§ **Prompt**
Look for "Integer" in the records and copy every line that has it.

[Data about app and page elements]
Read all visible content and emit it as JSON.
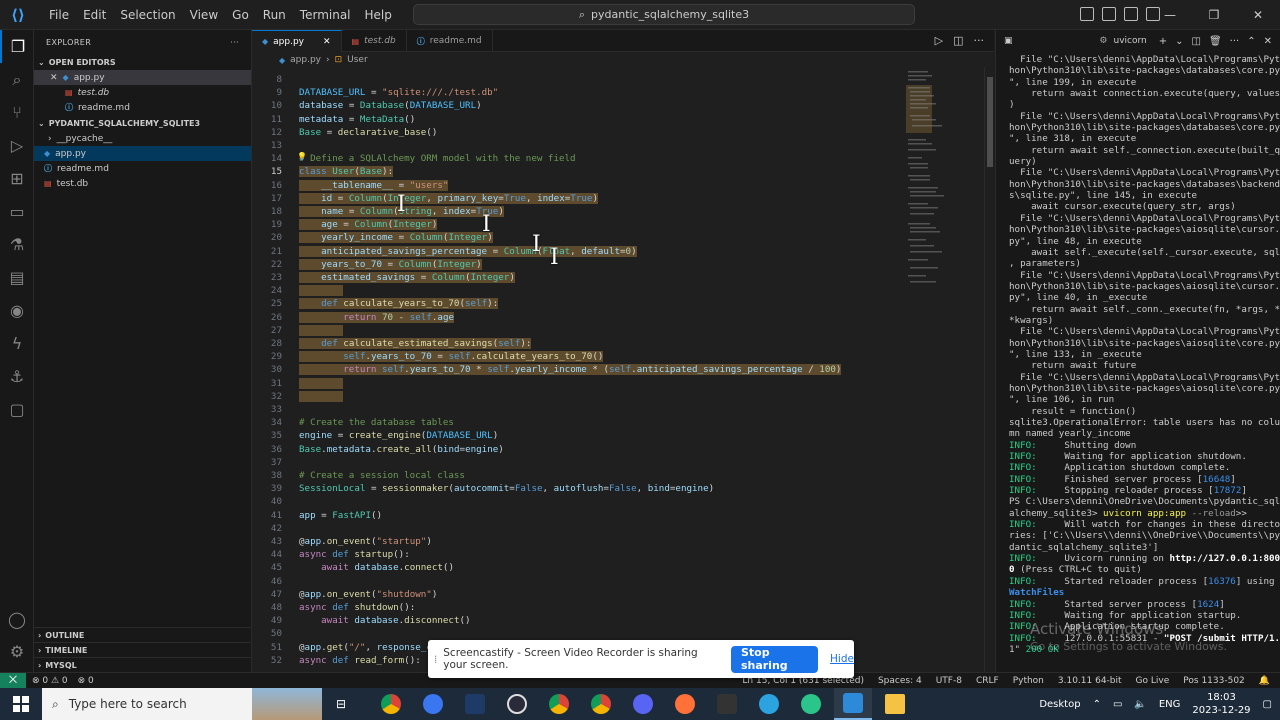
{
  "window": {
    "search": "pydantic_sqlalchemy_sqlite3",
    "menu": [
      "File",
      "Edit",
      "Selection",
      "View",
      "Go",
      "Run",
      "Terminal",
      "Help"
    ]
  },
  "sidebar": {
    "title": "EXPLORER",
    "open_editors_label": "OPEN EDITORS",
    "open_editors": [
      {
        "name": "app.py",
        "icon": "python-icon"
      },
      {
        "name": "test.db",
        "icon": "db-icon"
      },
      {
        "name": "readme.md",
        "icon": "info-icon"
      }
    ],
    "project_label": "PYDANTIC_SQLALCHEMY_SQLITE3",
    "project_items": [
      {
        "name": "__pycache__",
        "icon": "folder-chevron"
      },
      {
        "name": "app.py",
        "icon": "python-icon"
      },
      {
        "name": "readme.md",
        "icon": "info-icon"
      },
      {
        "name": "test.db",
        "icon": "db-icon"
      }
    ],
    "bottom": [
      "OUTLINE",
      "TIMELINE",
      "MYSQL"
    ]
  },
  "tabs": [
    {
      "label": "app.py",
      "active": true
    },
    {
      "label": "test.db",
      "active": false
    },
    {
      "label": "readme.md",
      "active": false
    }
  ],
  "breadcrumb": {
    "file": "app.py",
    "symbol": "User"
  },
  "code_lines": [
    {
      "n": "8",
      "t": ""
    },
    {
      "n": "9",
      "t": "DATABASE_URL = \"sqlite:///./test.db\""
    },
    {
      "n": "10",
      "t": "database = Database(DATABASE_URL)"
    },
    {
      "n": "11",
      "t": "metadata = MetaData()"
    },
    {
      "n": "12",
      "t": "Base = declarative_base()"
    },
    {
      "n": "13",
      "t": ""
    },
    {
      "n": "14",
      "t": "# Define a SQLAlchemy ORM model with the new field"
    },
    {
      "n": "15",
      "t": "class User(Base):"
    },
    {
      "n": "16",
      "t": "    __tablename__ = \"users\""
    },
    {
      "n": "17",
      "t": "    id = Column(Integer, primary_key=True, index=True)"
    },
    {
      "n": "18",
      "t": "    name = Column(String, index=True)"
    },
    {
      "n": "19",
      "t": "    age = Column(Integer)"
    },
    {
      "n": "20",
      "t": "    yearly_income = Column(Integer)"
    },
    {
      "n": "21",
      "t": "    anticipated_savings_percentage = Column(Float, default=0)"
    },
    {
      "n": "22",
      "t": "    years_to_70 = Column(Integer)"
    },
    {
      "n": "23",
      "t": "    estimated_savings = Column(Integer)"
    },
    {
      "n": "24",
      "t": ""
    },
    {
      "n": "25",
      "t": "    def calculate_years_to_70(self):"
    },
    {
      "n": "26",
      "t": "        return 70 - self.age"
    },
    {
      "n": "27",
      "t": ""
    },
    {
      "n": "28",
      "t": "    def calculate_estimated_savings(self):"
    },
    {
      "n": "29",
      "t": "        self.years_to_70 = self.calculate_years_to_70()"
    },
    {
      "n": "30",
      "t": "        return self.years_to_70 * self.yearly_income * (self.anticipated_savings_percentage / 100)"
    },
    {
      "n": "31",
      "t": ""
    },
    {
      "n": "32",
      "t": ""
    },
    {
      "n": "33",
      "t": ""
    },
    {
      "n": "34",
      "t": "# Create the database tables"
    },
    {
      "n": "35",
      "t": "engine = create_engine(DATABASE_URL)"
    },
    {
      "n": "36",
      "t": "Base.metadata.create_all(bind=engine)"
    },
    {
      "n": "37",
      "t": ""
    },
    {
      "n": "38",
      "t": "# Create a session local class"
    },
    {
      "n": "39",
      "t": "SessionLocal = sessionmaker(autocommit=False, autoflush=False, bind=engine)"
    },
    {
      "n": "40",
      "t": ""
    },
    {
      "n": "41",
      "t": "app = FastAPI()"
    },
    {
      "n": "42",
      "t": ""
    },
    {
      "n": "43",
      "t": "@app.on_event(\"startup\")"
    },
    {
      "n": "44",
      "t": "async def startup():"
    },
    {
      "n": "45",
      "t": "    await database.connect()"
    },
    {
      "n": "46",
      "t": ""
    },
    {
      "n": "47",
      "t": "@app.on_event(\"shutdown\")"
    },
    {
      "n": "48",
      "t": "async def shutdown():"
    },
    {
      "n": "49",
      "t": "    await database.disconnect()"
    },
    {
      "n": "50",
      "t": ""
    },
    {
      "n": "51",
      "t": "@app.get(\"/\", response_c"
    },
    {
      "n": "52",
      "t": "async def read_form():"
    }
  ],
  "panel": {
    "label": "uvicorn"
  },
  "terminal": [
    "  File \"C:\\Users\\denni\\AppData\\Local\\Programs\\Pyt",
    "hon\\Python310\\lib\\site-packages\\databases\\core.py",
    "\", line 199, in execute",
    "    return await connection.execute(query, values",
    ")",
    "  File \"C:\\Users\\denni\\AppData\\Local\\Programs\\Pyt",
    "hon\\Python310\\lib\\site-packages\\databases\\core.py",
    "\", line 318, in execute",
    "    return await self._connection.execute(built_q",
    "uery)",
    "  File \"C:\\Users\\denni\\AppData\\Local\\Programs\\Pyt",
    "hon\\Python310\\lib\\site-packages\\databases\\backend",
    "s\\sqlite.py\", line 145, in execute",
    "    await cursor.execute(query_str, args)",
    "  File \"C:\\Users\\denni\\AppData\\Local\\Programs\\Pyt",
    "hon\\Python310\\lib\\site-packages\\aiosqlite\\cursor.",
    "py\", line 48, in execute",
    "    await self._execute(self._cursor.execute, sql",
    ", parameters)",
    "  File \"C:\\Users\\denni\\AppData\\Local\\Programs\\Pyt",
    "hon\\Python310\\lib\\site-packages\\aiosqlite\\cursor.",
    "py\", line 40, in _execute",
    "    return await self._conn._execute(fn, *args, *",
    "*kwargs)",
    "  File \"C:\\Users\\denni\\AppData\\Local\\Programs\\Pyt",
    "hon\\Python310\\lib\\site-packages\\aiosqlite\\core.py",
    "\", line 133, in _execute",
    "    return await future",
    "  File \"C:\\Users\\denni\\AppData\\Local\\Programs\\Pyt",
    "hon\\Python310\\lib\\site-packages\\aiosqlite\\core.py",
    "\", line 106, in run",
    "    result = function()",
    "sqlite3.OperationalError: table users has no colu",
    "mn named yearly_income",
    "INFO:     Shutting down",
    "INFO:     Waiting for application shutdown.",
    "INFO:     Application shutdown complete.",
    "INFO:     Finished server process [16648]",
    "INFO:     Stopping reloader process [17872]",
    "PS C:\\Users\\denni\\OneDrive\\Documents\\pydantic_sql",
    "alchemy_sqlite3> uvicorn app:app --reload>>",
    "INFO:     Will watch for changes in these directo",
    "ries: ['C:\\\\Users\\\\denni\\\\OneDrive\\\\Documents\\\\py",
    "dantic_sqlalchemy_sqlite3']",
    "INFO:     Uvicorn running on http://127.0.0.1:800",
    "0 (Press CTRL+C to quit)",
    "INFO:     Started reloader process [16376] using",
    "WatchFiles",
    "INFO:     Started server process [1624]",
    "INFO:     Waiting for application startup.",
    "INFO:     Application startup complete.",
    "INFO:     127.0.0.1:55831 - \"POST /submit HTTP/1.",
    "1\" 200 OK"
  ],
  "statusbar": {
    "left": "⊗ 0 ⚠ 0",
    "ports": "⊗ 0",
    "cursor": "Ln 15, Col 1 (631 selected)",
    "spaces": "Spaces: 4",
    "encoding": "UTF-8",
    "eol": "CRLF",
    "lang": "Python",
    "interp": "3.10.11 64-bit",
    "golive": "Go Live",
    "pos": "Pos 1133-502"
  },
  "share": {
    "text": "Screencastify - Screen Video Recorder is sharing your screen.",
    "stop": "Stop sharing",
    "hide": "Hide"
  },
  "watermark": {
    "title": "Activate Windows",
    "sub": "Go to Settings to activate Windows."
  },
  "taskbar": {
    "search": "Type here to search",
    "desktop": "Desktop",
    "lang": "ENG",
    "time": "18:03",
    "date": "2023-12-29"
  }
}
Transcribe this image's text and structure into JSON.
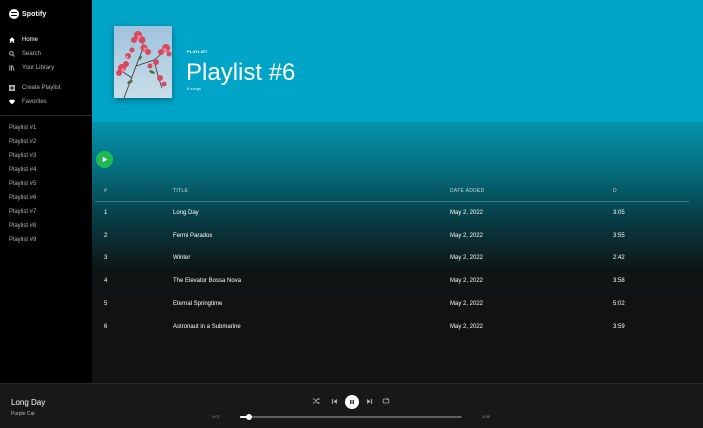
{
  "app": {
    "brand": "Spotify"
  },
  "sidebar": {
    "nav": [
      {
        "label": "Home",
        "icon": "home-icon"
      },
      {
        "label": "Search",
        "icon": "search-icon"
      },
      {
        "label": "Your Library",
        "icon": "library-icon"
      }
    ],
    "actions": [
      {
        "label": "Create Playlist",
        "icon": "plus-icon"
      },
      {
        "label": "Favorites",
        "icon": "heart-icon"
      }
    ],
    "playlists": [
      "Playlist #1",
      "Playlist #2",
      "Playlist #3",
      "Playlist #4",
      "Playlist #5",
      "Playlist #6",
      "Playlist #7",
      "Playlist #8",
      "Playlist #9"
    ]
  },
  "hero": {
    "type": "PLAYLIST",
    "title": "Playlist #6",
    "meta": "6 songs",
    "accent": "#00a4c7"
  },
  "table": {
    "headers": {
      "num": "#",
      "title": "TITLE",
      "date": "DATE ADDED",
      "duration": "D"
    },
    "rows": [
      {
        "num": "1",
        "title": "Long Day",
        "date": "May 2, 2022",
        "duration": "3:05"
      },
      {
        "num": "2",
        "title": "Fermi Paradox",
        "date": "May 2, 2022",
        "duration": "3:55"
      },
      {
        "num": "3",
        "title": "Winter",
        "date": "May 2, 2022",
        "duration": "2:42"
      },
      {
        "num": "4",
        "title": "The Elevator Bossa Nova",
        "date": "May 2, 2022",
        "duration": "3:58"
      },
      {
        "num": "5",
        "title": "Eternal Springtime",
        "date": "May 2, 2022",
        "duration": "5:02"
      },
      {
        "num": "6",
        "title": "Astronaut in a Submarine",
        "date": "May 2, 2022",
        "duration": "3:59"
      }
    ]
  },
  "player": {
    "track": "Long Day",
    "artist": "Purple Cat",
    "elapsed": "0:07",
    "total": "3:05",
    "progress": 0.04,
    "play_color": "#1db954"
  }
}
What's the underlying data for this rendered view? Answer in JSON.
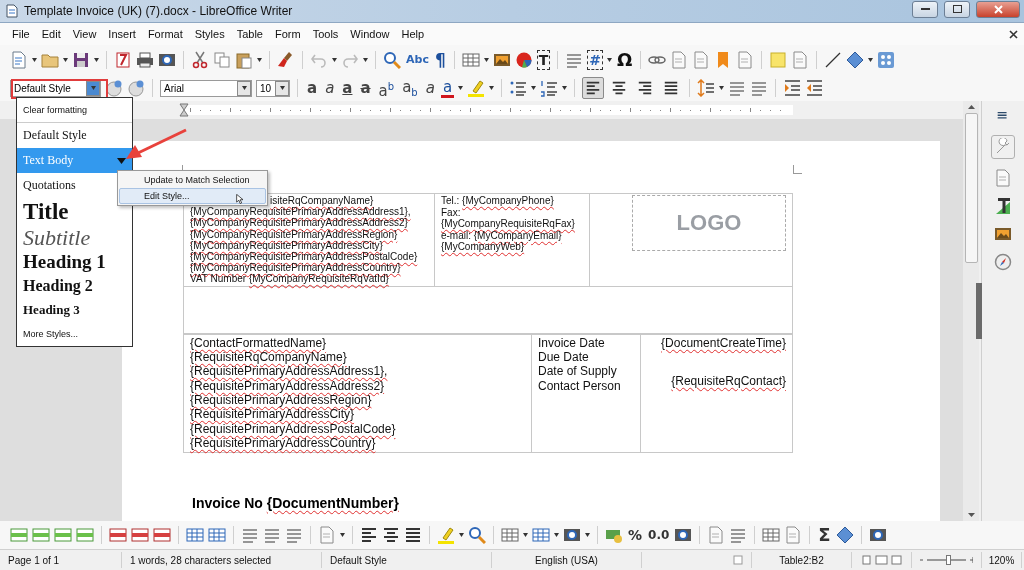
{
  "window": {
    "title": "Template Invoice (UK) (7).docx - LibreOffice Writer"
  },
  "menu": [
    "File",
    "Edit",
    "View",
    "Insert",
    "Format",
    "Styles",
    "Table",
    "Form",
    "Tools",
    "Window",
    "Help"
  ],
  "toolbar_glyphs": [
    "Abc",
    "¶",
    "T",
    "#",
    "Ω"
  ],
  "formatting": {
    "style": "Default Style",
    "style_open": true,
    "font": "Arial",
    "size": "10"
  },
  "format_buttons": [
    {
      "kind": "bold",
      "glyph": "a"
    },
    {
      "kind": "italic",
      "glyph": "a"
    },
    {
      "kind": "underline",
      "glyph": "a"
    },
    {
      "kind": "strike",
      "glyph": "a"
    },
    {
      "kind": "script",
      "glyph": "a$^{b}$"
    },
    {
      "kind": "script",
      "glyph": "a$_{b}$"
    },
    {
      "kind": "clear",
      "glyph": "a"
    },
    {
      "kind": "color",
      "glyph": "a"
    }
  ],
  "align_buttons": [
    {
      "kind": "left",
      "selected": true
    },
    {
      "kind": "center",
      "selected": false
    },
    {
      "kind": "right",
      "selected": false
    },
    {
      "kind": "justify",
      "selected": false
    }
  ],
  "styles_menu": [
    {
      "label": "Clear formatting",
      "kind": "action",
      "selected": false
    },
    {
      "label": "Default Style",
      "kind": "plain",
      "selected": false
    },
    {
      "label": "Text Body",
      "kind": "plain",
      "selected": true
    },
    {
      "label": "Quotations",
      "kind": "plain",
      "selected": false
    },
    {
      "label": "Title",
      "kind": "title",
      "selected": false
    },
    {
      "label": "Subtitle",
      "kind": "subtitle",
      "selected": false
    },
    {
      "label": "Heading 1",
      "kind": "h1",
      "selected": false
    },
    {
      "label": "Heading 2",
      "kind": "h2",
      "selected": false
    },
    {
      "label": "Heading 3",
      "kind": "h3",
      "selected": false
    },
    {
      "label": "More Styles...",
      "kind": "action",
      "selected": false
    }
  ],
  "context_menu": [
    {
      "label": "Update to Match Selection",
      "selected": false
    },
    {
      "label": "Edit Style...",
      "selected": true
    }
  ],
  "document": {
    "company_lines": [
      {
        "field": "isiteRqCompanyName}",
        "kind": "partial"
      },
      {
        "field": "{MyCompanyRequisitePrimaryAddressAddress1},"
      },
      {
        "field": "{MyCompanyRequisitePrimaryAddressAddress2}"
      },
      {
        "field": "{MyCompanyRequisitePrimaryAddressRegion}"
      },
      {
        "field": "{MyCompanyRequisitePrimaryAddressCity}"
      },
      {
        "field": "{MyCompanyRequisitePrimaryAddressPostalCode}"
      },
      {
        "field": "{MyCompanyRequisitePrimaryAddressCountry}"
      },
      {
        "label": "VAT Number ",
        "field": "{MyCompanyRequisiteRqVatId}"
      }
    ],
    "contact_lines": [
      {
        "label": "Tel.: ",
        "field": "{MyCompanyPhone}"
      },
      {
        "label": "Fax:"
      },
      {
        "field": "{MyCompanyRequisiteRqFax}"
      },
      {
        "label": "e-mail: ",
        "field": "{MyCompanyEmail}"
      },
      {
        "field": "{MyCompanyWeb}"
      }
    ],
    "logo": "LOGO",
    "client_lines": [
      {
        "field": "{ContactFormattedName}"
      },
      {
        "field": "{RequisiteRqCompanyName}"
      },
      {
        "field": "{RequisitePrimaryAddressAddress1},"
      },
      {
        "field": "{RequisitePrimaryAddressAddress2}"
      },
      {
        "field": "{RequisitePrimaryAddressRegion}"
      },
      {
        "field": "{RequisitePrimaryAddressCity}"
      },
      {
        "field": "{RequisitePrimaryAddressPostalCode}"
      },
      {
        "field": "{RequisitePrimaryAddressCountry}"
      }
    ],
    "date_rows": [
      {
        "label": "Invoice Date",
        "field": "{DocumentCreateTime}"
      },
      {
        "label": "Due Date"
      },
      {
        "label": "Date of Supply"
      },
      {
        "label": "Contact Person",
        "field": "{RequisiteRqContact}"
      }
    ],
    "invoice_heading": {
      "label": "Invoice No ",
      "field": "{DocumentNumber}"
    }
  },
  "bottom_glyphs": [
    "%",
    "0.0",
    "Σ"
  ],
  "status_bar": {
    "page": "Page 1 of 1",
    "selection": "1 words, 28 characters selected",
    "style": "Default Style",
    "language": "English (USA)",
    "cell": "Table2:B2",
    "zoom": {
      "level": 0.55
    },
    "zoom_percent": "120%"
  }
}
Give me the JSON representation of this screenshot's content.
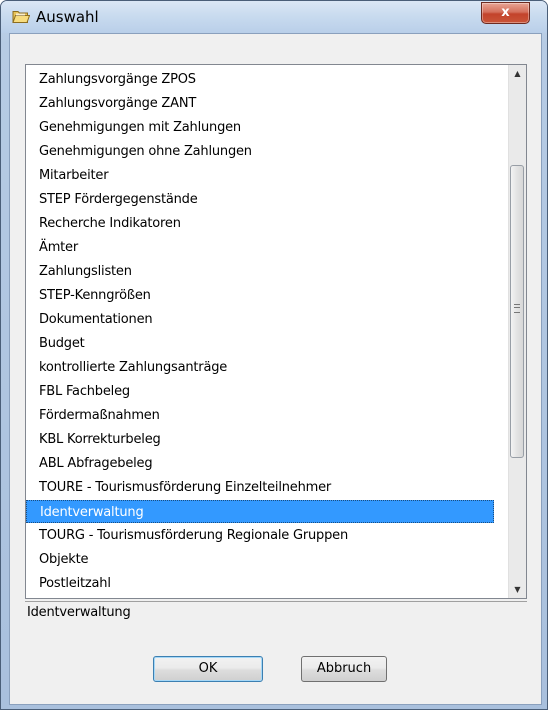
{
  "window": {
    "title": "Auswahl",
    "close_label": "x"
  },
  "list": {
    "items": [
      "Zahlungsvorgänge ZPOS",
      "Zahlungsvorgänge ZANT",
      "Genehmigungen mit Zahlungen",
      "Genehmigungen ohne Zahlungen",
      "Mitarbeiter",
      "STEP Fördergegenstände",
      "Recherche Indikatoren",
      "Ämter",
      "Zahlungslisten",
      "STEP-Kenngrößen",
      "Dokumentationen",
      "Budget",
      "kontrollierte Zahlungsanträge",
      "FBL Fachbeleg",
      "Fördermaßnahmen",
      "KBL Korrekturbeleg",
      "ABL Abfragebeleg",
      "TOURE - Tourismusförderung Einzelteilnehmer",
      "Identverwaltung",
      "TOURG - Tourismusförderung Regionale Gruppen",
      "Objekte",
      "Postleitzahl"
    ],
    "selected_index": 18
  },
  "status": {
    "text": "Identverwaltung"
  },
  "buttons": {
    "ok_label": "OK",
    "cancel_label": "Abbruch"
  },
  "icons": {
    "title": "folder-open-icon",
    "close": "close-icon",
    "scroll_up": "arrow-up-icon",
    "scroll_down": "arrow-down-icon"
  },
  "colors": {
    "selection": "#3399ff",
    "selection_text": "#ffffff",
    "close_button": "#c3432b"
  }
}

§ **Response**
      "t": "    id = Column(Integer, primary_key=True, index=True)"
      "t": "    age = Column(Integer)"
      "t": "    yearly_income = Column(Integer)"
      "t": "    years_to_70 = Column(Integer)"
      "t": "    estimated_savings = Column(Integer)"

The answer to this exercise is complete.